▸ WHAT THE EXERCISE ASKS
The job is to find each line in the entries holding the string "长春市住房公积金管理中心" and copy that line.
Top of DATA FOR REVIEW
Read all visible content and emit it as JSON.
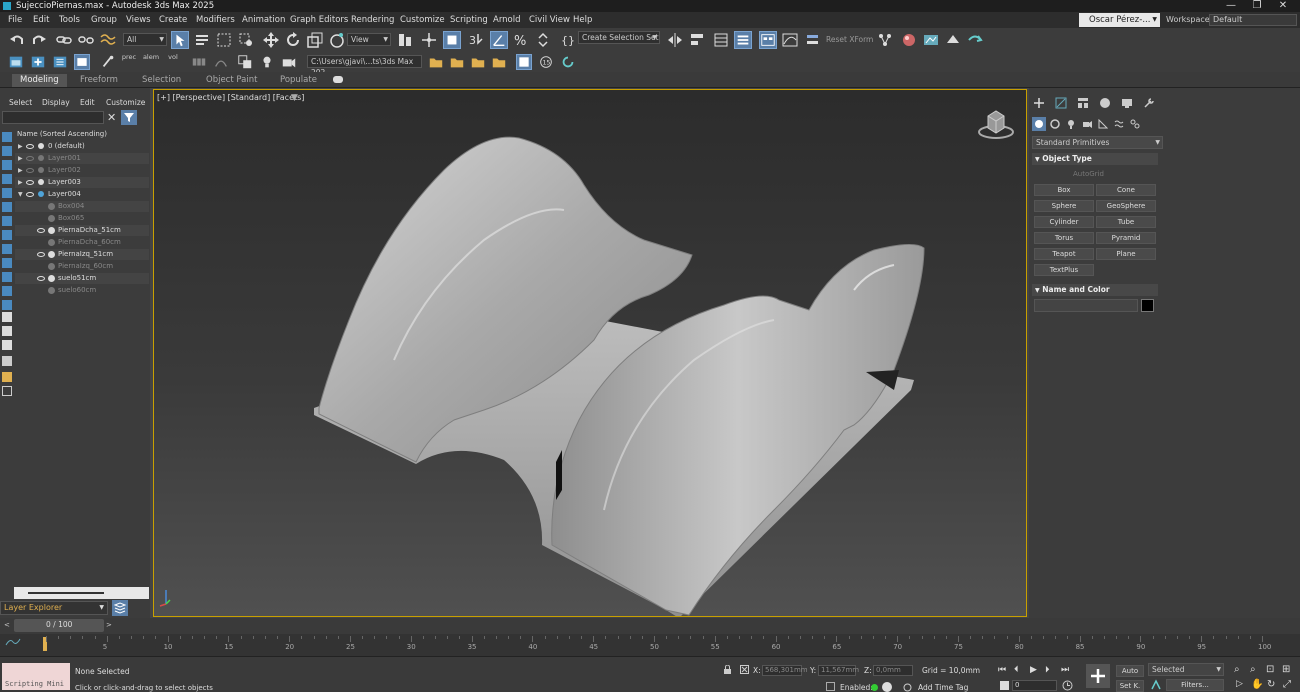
{
  "window": {
    "title": "SujeccioPiernas.max - Autodesk 3ds Max 2025",
    "minimize": "—",
    "maximize": "❐",
    "close": "✕"
  },
  "menu": [
    "File",
    "Edit",
    "Tools",
    "Group",
    "Views",
    "Create",
    "Modifiers",
    "Animation",
    "Graph Editors",
    "Rendering",
    "Customize",
    "Scripting",
    "Arnold",
    "Civil View",
    "Help"
  ],
  "user": {
    "name": "Oscar Pérez-...",
    "workspaces_label": "Workspaces:",
    "workspace": "Default"
  },
  "toolbar": {
    "selection_filter": "All",
    "reference_coord": "View",
    "selection_set": "Create Selection Set",
    "reset_xform": "Reset XForm",
    "path": "C:\\Users\\gjavi\\...ts\\3ds Max 202",
    "layer_labels": [
      "prec",
      "alem",
      "vol",
      "prec",
      "alem",
      "vol"
    ]
  },
  "ribbon": {
    "tabs": [
      "Modeling",
      "Freeform",
      "Selection",
      "Object Paint",
      "Populate"
    ],
    "active": "Modeling"
  },
  "explorer": {
    "tabs": [
      "Select",
      "Display",
      "Edit",
      "Customize"
    ],
    "header": "Name (Sorted Ascending)",
    "rows": [
      {
        "name": "0 (default)",
        "level": 0,
        "dim": false
      },
      {
        "name": "Layer001",
        "level": 0,
        "dim": true
      },
      {
        "name": "Layer002",
        "level": 0,
        "dim": true
      },
      {
        "name": "Layer003",
        "level": 0,
        "dim": false
      },
      {
        "name": "Layer004",
        "level": 0,
        "dim": false
      },
      {
        "name": "Box004",
        "level": 1,
        "dim": true
      },
      {
        "name": "Box065",
        "level": 1,
        "dim": true
      },
      {
        "name": "PiernaDcha_51cm",
        "level": 1,
        "dim": false
      },
      {
        "name": "PiernaDcha_60cm",
        "level": 1,
        "dim": true
      },
      {
        "name": "PiernaIzq_51cm",
        "level": 1,
        "dim": false
      },
      {
        "name": "PiernaIzq_60cm",
        "level": 1,
        "dim": true
      },
      {
        "name": "suelo51cm",
        "level": 1,
        "dim": false
      },
      {
        "name": "suelo60cm",
        "level": 1,
        "dim": true
      }
    ],
    "footer": "Layer Explorer"
  },
  "viewport": {
    "label": "[+] [Perspective] [Standard] [Facets]"
  },
  "command_panel": {
    "category": "Standard Primitives",
    "object_type_title": "Object Type",
    "autogrid": "AutoGrid",
    "buttons": [
      "Box",
      "Cone",
      "Sphere",
      "GeoSphere",
      "Cylinder",
      "Tube",
      "Torus",
      "Pyramid",
      "Teapot",
      "Plane",
      "TextPlus"
    ],
    "name_color_title": "Name and Color"
  },
  "timeline": {
    "frame": "0 / 100",
    "ticks": [
      0,
      5,
      10,
      15,
      20,
      25,
      30,
      35,
      40,
      45,
      50,
      55,
      60,
      65,
      70,
      75,
      80,
      85,
      90,
      95,
      100
    ]
  },
  "status": {
    "script_label": "Scripting Mini",
    "selection": "None Selected",
    "prompt": "Click or click-and-drag to select objects",
    "x_label": "X:",
    "x": "568,301mm",
    "y_label": "Y:",
    "y": "11,567mm",
    "z_label": "Z:",
    "z": "0,0mm",
    "grid": "Grid = 10,0mm",
    "enabled": "Enabled:",
    "add_time_tag": "Add Time Tag",
    "auto": "Auto",
    "setk": "Set K.",
    "selected": "Selected",
    "filters": "Filters...",
    "frame_field": "0"
  },
  "colors": {
    "accent": "#5a7fa8",
    "viewport_border": "#c8a000",
    "mesh": "#b8b8b8"
  }
}
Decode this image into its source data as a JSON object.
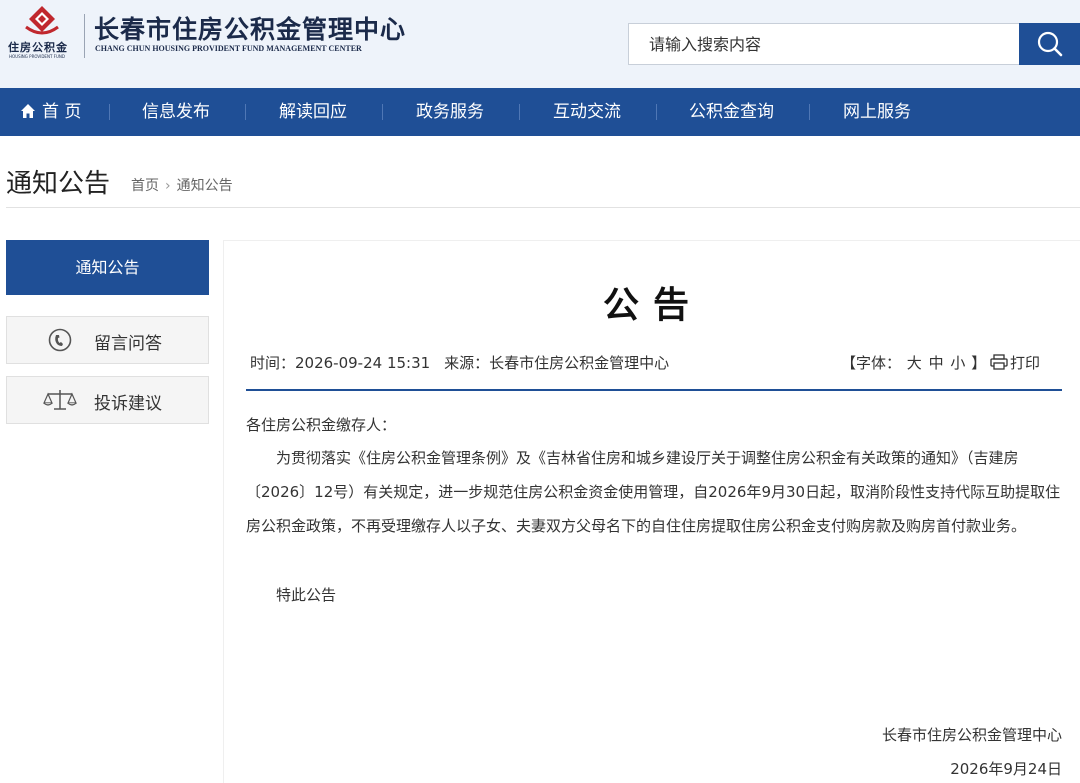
{
  "header": {
    "logo_cn": "住房公积金",
    "logo_en": "HOUSING PROVIDENT FUND",
    "site_title": "长春市住房公积金管理中心",
    "site_subtitle": "CHANG CHUN HOUSING PROVIDENT FUND MANAGEMENT CENTER",
    "search_placeholder": "请输入搜索内容",
    "search_icon": "search-icon"
  },
  "nav": {
    "items": [
      {
        "label": "首 页",
        "icon": "home-icon"
      },
      {
        "label": "信息发布"
      },
      {
        "label": "解读回应"
      },
      {
        "label": "政务服务"
      },
      {
        "label": "互动交流"
      },
      {
        "label": "公积金查询"
      },
      {
        "label": "网上服务"
      }
    ]
  },
  "page": {
    "title": "通知公告",
    "breadcrumb": [
      "首页",
      "通知公告"
    ],
    "breadcrumb_sep": "›"
  },
  "sidebar": {
    "active": "通知公告",
    "items": [
      {
        "label": "留言问答",
        "icon": "phone-icon"
      },
      {
        "label": "投诉建议",
        "icon": "scales-icon"
      }
    ]
  },
  "article": {
    "title": "公告",
    "time_label": "时间：2026-09-24 15:31",
    "source_label": "来源：长春市住房公积金管理中心",
    "font_prefix": "【字体：",
    "font_large": "大",
    "font_medium": "中",
    "font_small": "小",
    "font_suffix": "】",
    "print_label": "打印",
    "salutation": "各住房公积金缴存人：",
    "paragraph": "为贯彻落实《住房公积金管理条例》及《吉林省住房和城乡建设厅关于调整住房公积金有关政策的通知》（吉建房〔2026〕12号）有关规定，进一步规范住房公积金资金使用管理，自2026年9月30日起，取消阶段性支持代际互助提取住房公积金政策，不再受理缴存人以子女、夫妻双方父母名下的自住住房提取住房公积金支付购房款及购房首付款业务。",
    "closing": "特此公告",
    "signature": "长春市住房公积金管理中心",
    "date": "2026年9月24日"
  },
  "colors": {
    "brand_blue": "#1f4f96",
    "header_bg": "#eef3fa",
    "logo_red": "#c0282e"
  }
}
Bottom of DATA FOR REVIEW
▸ YOUR SOLUTION
    "site_title": "长春市住房公积金管理中心",
    "source_label": "来源：长春市住房公积金管理中心",
    "signature": "长春市住房公积金管理中心",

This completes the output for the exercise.